* [Task item]: Using the data below, show every line where the word "label" occurs.

Website and app data records:
_ _ _ _ _ _ _

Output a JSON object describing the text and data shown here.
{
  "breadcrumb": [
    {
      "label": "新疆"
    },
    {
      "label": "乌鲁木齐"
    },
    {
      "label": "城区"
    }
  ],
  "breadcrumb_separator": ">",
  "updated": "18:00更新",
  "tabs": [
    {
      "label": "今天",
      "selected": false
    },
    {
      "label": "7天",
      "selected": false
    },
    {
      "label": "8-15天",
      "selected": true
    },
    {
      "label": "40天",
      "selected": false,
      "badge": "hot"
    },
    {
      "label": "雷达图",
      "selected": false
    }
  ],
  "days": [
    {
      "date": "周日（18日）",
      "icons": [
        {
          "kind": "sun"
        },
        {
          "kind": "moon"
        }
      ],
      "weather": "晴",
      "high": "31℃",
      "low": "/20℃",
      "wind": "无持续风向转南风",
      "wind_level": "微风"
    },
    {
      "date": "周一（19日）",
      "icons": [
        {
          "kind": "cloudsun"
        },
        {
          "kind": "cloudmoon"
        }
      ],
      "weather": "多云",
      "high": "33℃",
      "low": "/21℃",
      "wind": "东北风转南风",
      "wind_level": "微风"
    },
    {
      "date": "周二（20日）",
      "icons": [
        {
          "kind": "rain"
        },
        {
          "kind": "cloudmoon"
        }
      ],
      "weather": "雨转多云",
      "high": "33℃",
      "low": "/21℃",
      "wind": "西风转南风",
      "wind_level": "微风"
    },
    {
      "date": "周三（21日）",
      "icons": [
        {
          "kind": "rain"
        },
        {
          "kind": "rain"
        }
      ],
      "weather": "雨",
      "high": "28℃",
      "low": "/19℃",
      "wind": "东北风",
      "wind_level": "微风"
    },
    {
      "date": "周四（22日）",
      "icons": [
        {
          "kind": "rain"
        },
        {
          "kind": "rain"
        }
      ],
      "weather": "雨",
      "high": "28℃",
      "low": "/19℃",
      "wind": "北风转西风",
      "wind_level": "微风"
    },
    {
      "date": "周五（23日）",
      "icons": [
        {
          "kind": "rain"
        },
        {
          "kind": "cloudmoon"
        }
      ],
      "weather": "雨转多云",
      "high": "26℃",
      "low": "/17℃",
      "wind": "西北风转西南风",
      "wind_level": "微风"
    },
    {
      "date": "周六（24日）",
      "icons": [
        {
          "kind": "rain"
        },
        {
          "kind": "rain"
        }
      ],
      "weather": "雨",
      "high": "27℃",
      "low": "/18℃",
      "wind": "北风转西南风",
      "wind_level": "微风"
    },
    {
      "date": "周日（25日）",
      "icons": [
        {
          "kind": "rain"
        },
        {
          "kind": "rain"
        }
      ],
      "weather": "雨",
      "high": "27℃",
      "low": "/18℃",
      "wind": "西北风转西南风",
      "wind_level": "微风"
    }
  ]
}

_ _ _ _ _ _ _

* [Reply to the exercise]:
      "label": "新疆"
      "label": "乌鲁木齐"
      "label": "城区"
      "label": "今天",
      "label": "7天",
      "label": "8-15天",
      "label": "40天",
      "label": "雷达图",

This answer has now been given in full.